The sponsors of the WPIA argue that Congress should encourage internal disclosure as the best way for public companies to prevent fraud and protect investors. They are concerned that the Supreme Court ruling will have a chilling effect on internal reporting as more tipsters go directly to the SEC.
‘There’s no reason why those who want to report wrongdoing internally should face potential retaliation from the exact people they are reporting to,’ Grassley says in a statement. ‘Internal disclosures can be the fastest and most effective way for a company to remedy problems, prevent fraud and protect investors. Our bill will ensure that those who do the right thing and report violations will be protected.’
Among other things, the legislation would:
- Protect whistleblowers who report information to a supervisor or other individual they believe can take corrective action
- Require the SEC and CFTC to issue an initial award determination within one year of the deadline to apply for an award

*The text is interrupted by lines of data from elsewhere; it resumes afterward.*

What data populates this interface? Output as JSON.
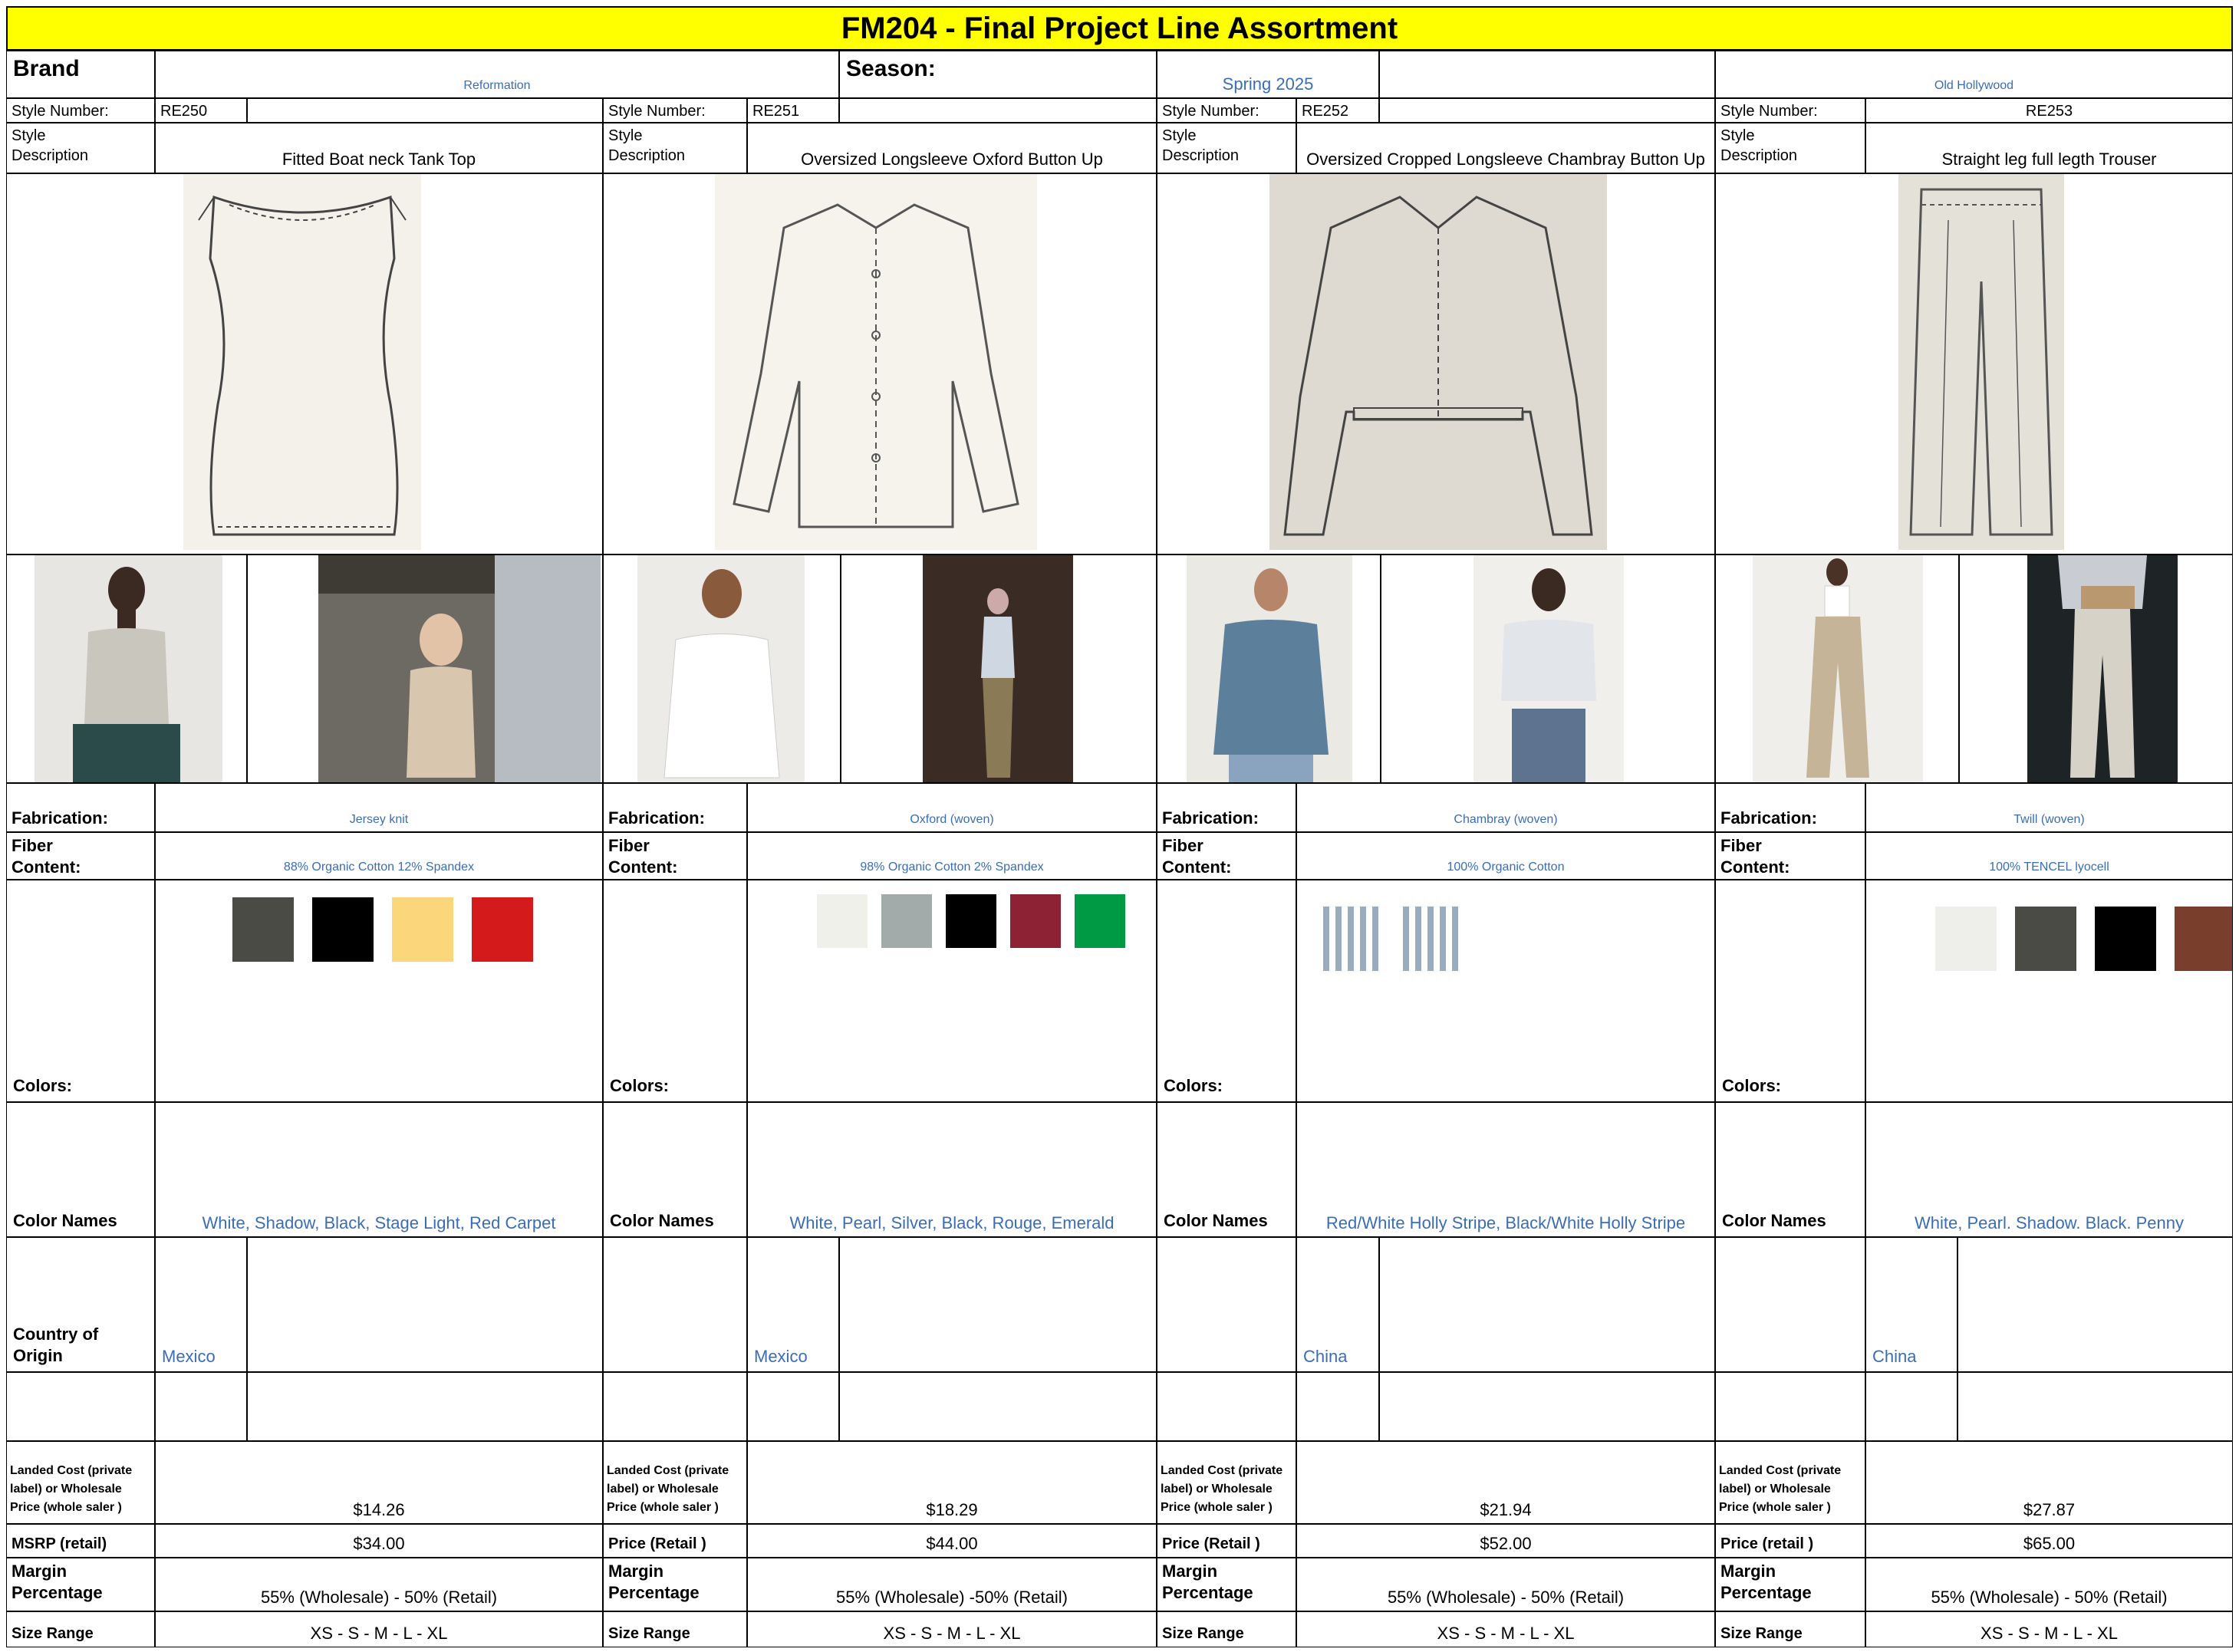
{
  "title": "FM204 - Final Project Line Assortment",
  "brand_label": "Brand",
  "brand_value": "Reformation",
  "season_label": "Season:",
  "season_value": "Spring 2025",
  "theme_value": "Old Hollywood",
  "labels": {
    "style_number": "Style Number:",
    "style_description_1": "Style",
    "style_description_2": "Description",
    "fabrication": "Fabrication:",
    "fiber_1": "Fiber",
    "fiber_2": "Content:",
    "colors": "Colors:",
    "color_names": "Color Names",
    "country": "Country of Origin",
    "landed_cost": "Landed Cost (private label) or Wholesale Price (whole saler )",
    "msrp": "MSRP (retail)",
    "price_retail": "Price (Retail )",
    "price_retail_lower": "Price (retail )",
    "margin_1": "Margin",
    "margin_2": "Percentage",
    "size_range": "Size Range"
  },
  "styles": [
    {
      "style_number": "RE250",
      "description": "Fitted Boat neck Tank Top",
      "fabrication": "Jersey knit",
      "fiber": "88% Organic Cotton 12% Spandex",
      "swatches": [
        "#4b4b45",
        "#000000",
        "#fcd67a",
        "#d41a1a"
      ],
      "color_names": "White, Shadow, Black, Stage Light, Red Carpet",
      "country": "Mexico",
      "cost": "$14.26",
      "retail": "$34.00",
      "margin": "55% (Wholesale) - 50% (Retail)",
      "sizes": "XS - S - M - L - XL"
    },
    {
      "style_number": "RE251",
      "description": "Oversized Longsleeve Oxford Button Up",
      "fabrication": "Oxford (woven)",
      "fiber": "98% Organic Cotton 2% Spandex",
      "swatches": [
        "#f0f0ea",
        "#a3aaaa",
        "#000000",
        "#8c2233",
        "#009a44"
      ],
      "color_names": "White, Pearl, Silver, Black, Rouge, Emerald",
      "country": "Mexico",
      "cost": "$18.29",
      "retail": "$44.00",
      "margin": "55% (Wholesale) -50% (Retail)",
      "sizes": "XS - S - M - L - XL"
    },
    {
      "style_number": "RE252",
      "description": "Oversized Cropped Longsleeve Chambray Button Up",
      "fabrication": "Chambray (woven)",
      "fiber": "100% Organic Cotton",
      "swatches": [],
      "color_names": "Red/White Holly Stripe, Black/White Holly Stripe",
      "country": "China",
      "cost": "$21.94",
      "retail": "$52.00",
      "margin": "55% (Wholesale) - 50% (Retail)",
      "sizes": "XS - S - M - L - XL"
    },
    {
      "style_number": "RE253",
      "description": "Straight leg full legth Trouser",
      "fabrication": "Twill (woven)",
      "fiber": "100% TENCEL lyocell",
      "swatches": [
        "#eeeeea",
        "#4b4b45",
        "#000000",
        "#7a3e2c"
      ],
      "color_names": "White, Pearl. Shadow. Black. Penny",
      "country": "China",
      "cost": "$27.87",
      "retail": "$65.00",
      "margin": "55% (Wholesale) - 50% (Retail)",
      "sizes": "XS - S - M - L - XL"
    }
  ]
}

- Give the CFTC more flexibility to share whistleblower information with law enforcement authorities and use the consumer protection fund to educate stakeholders about its whistleblower program
- Harmonize dispute resolution procedures under the SEC whistleblower protection law with provisions within securities and commodities laws to ensure whistleblowers can pursue judicial remedies.
Stephen Kohn, partner with whistleblower law firm Kohn Kohn and Colapinto and chair of the board of the National Whistleblower Center, supports the bill. In a statement, he complains that long delays in issuing rewards are harming whistleblowers who may have to wait more than four years to obtain a reward, often living in poverty after being fired.
‘Most employees report securities violations to their employers before going to the SEC. This bill will ensure that employees who make internal reports have full protection against retaliation,’ he says. ‘The bill will fix a loophole in the current law that permits companies to fire whistleblowers who raise internal complaints but do not also directly report these violations to the SEC. This distinction undermines compliance efforts and has resulted in numerous firings.’
He adds that the bill would also fix another problem by ending mandatory arbitration in securities whistleblower cases. ‘Forcing whistleblowers to litigate their wrongful discharge cases in corporate-controlled mandatory arbitration proceedings is the kiss of death for most whistleblowers. Mandatory arbitration denies whistleblowers their day in court,’ he says.
Groups including the Government Accountability Project, Liberty Coalition, Project On Government Oversight and Taxpayers Protection Alliance have also written to the senators in support of the bill.